We have been hearing a lot about physician and other health care leader burnout. When I talk to clinicians, I often hear that that word doesn’t really resonate to what they really feel. It feels too extreme and almost a little hard to admit to.
That said, what I hear is tired, overwhelmed, distracted, unsupported. I hear a strong desire to slow down and simplify. I don’t care what you call it but those feelings are real and they ought not be ignored.
One of the groups that MOST ignores these feelings are the clinicians, and especially physicians. I get it, YOU are the healer. You are the person who knows the answers to how to heal from illness or injury. You are often the leader at work—or looked to as one, even if you feel a bit powerless in your role.
Also, just to find the time to have a deeper conversation about what you are experiencing is difficult. In between patients and meetings, you may have time for a quick “hello, how are you” but listening and responding to the answers is hard to do when you have 5 minutes til your next thing!

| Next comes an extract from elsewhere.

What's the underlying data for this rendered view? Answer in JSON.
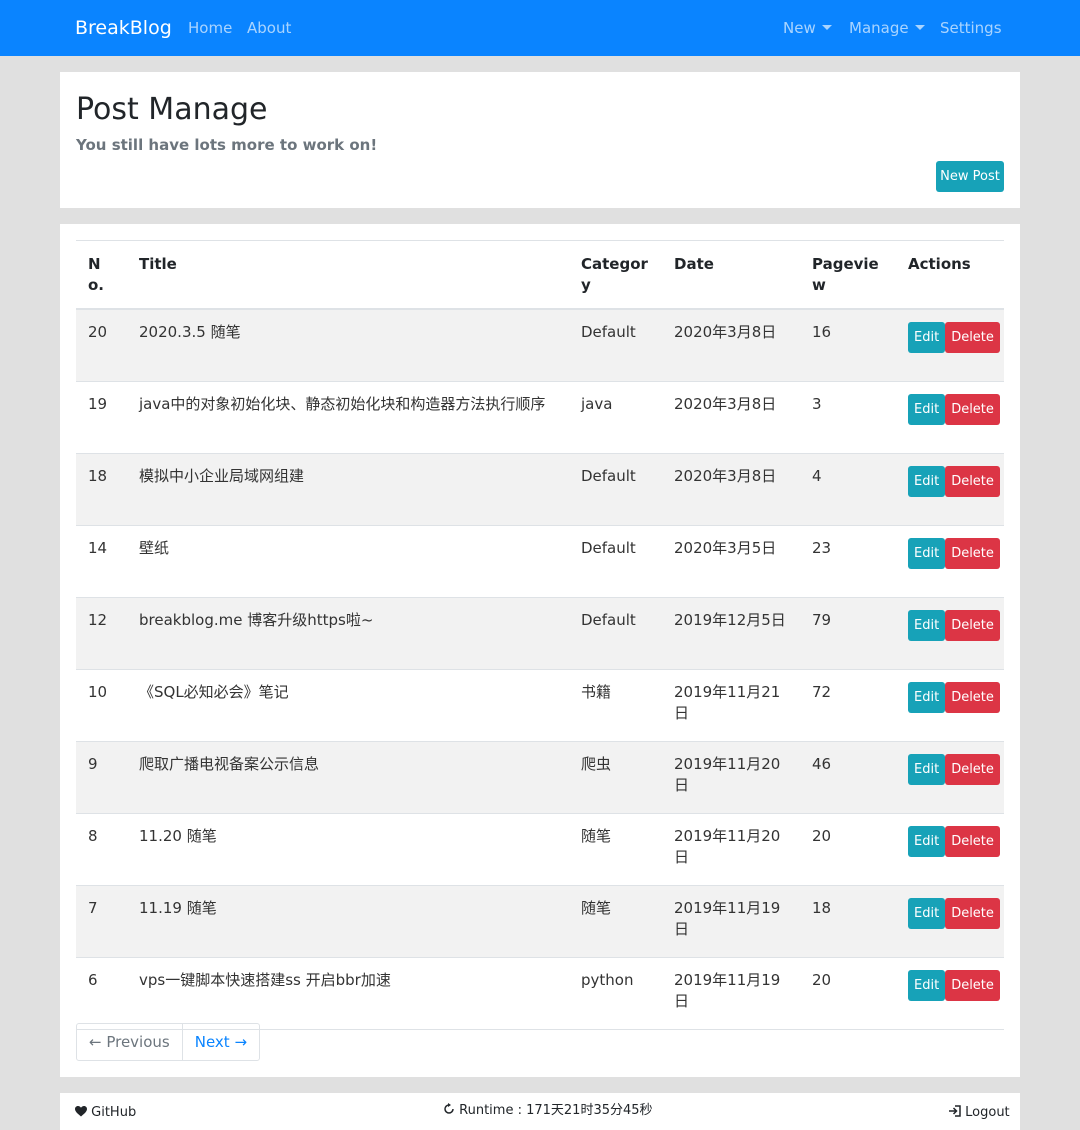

What I have heard is that your training tells you to “compartmentalize.” Focus on the diagnosis, the patient, the message, the allied staff, etc. But, “suck it up” if you have some feelings and move on. That is necessary to do on a day to day basis, but I am here to declare that it is not a long term strategy if you want to continue to be engaged and find the energy to continue your work that has been meaningful.
Physicians—and all health care staff, clinicians or not—have been “hard hit” with the pandemic and its impact on their practice, patients, families, staff, processes, technology, and the political culture surrounding your work. It’s okay to talk about this. It’s imperative to take the time to debrief and download. Feelings have likely “built up” and the best way to get through them is to get through them, not stuffing them or ignoring them. Naming them is the first step toward relieving negative feelings.
I know you can cope and don’t NEED anyone to talk to. Physicians who identify as “burnt out” will seek help but those who don’t feel like its “that bad” may hesitate to open up.
Here are some ideas:
- Find a friend/colleague and find a half hour. Ask your colleague to “just listen”, not fix it or even commiserate. Maybe they will ask some open-ended questions, empathize and show support. You can return the favor at another time.
2. Find time for “purposeful pauses to find the joy” in your day….to focus on the now, to focus on what is going right. There are things going right, even if you may not notice at a given moment.
3. Call a coach. You knew that was coming. The Bailey Group has many years of working with physicians and administrative leaders; we know there are no easy answers to what you deal with at work, but we can help you face it more objectively and find some ways to better thrive.
Email me at firstname.lastname@example.org for more information.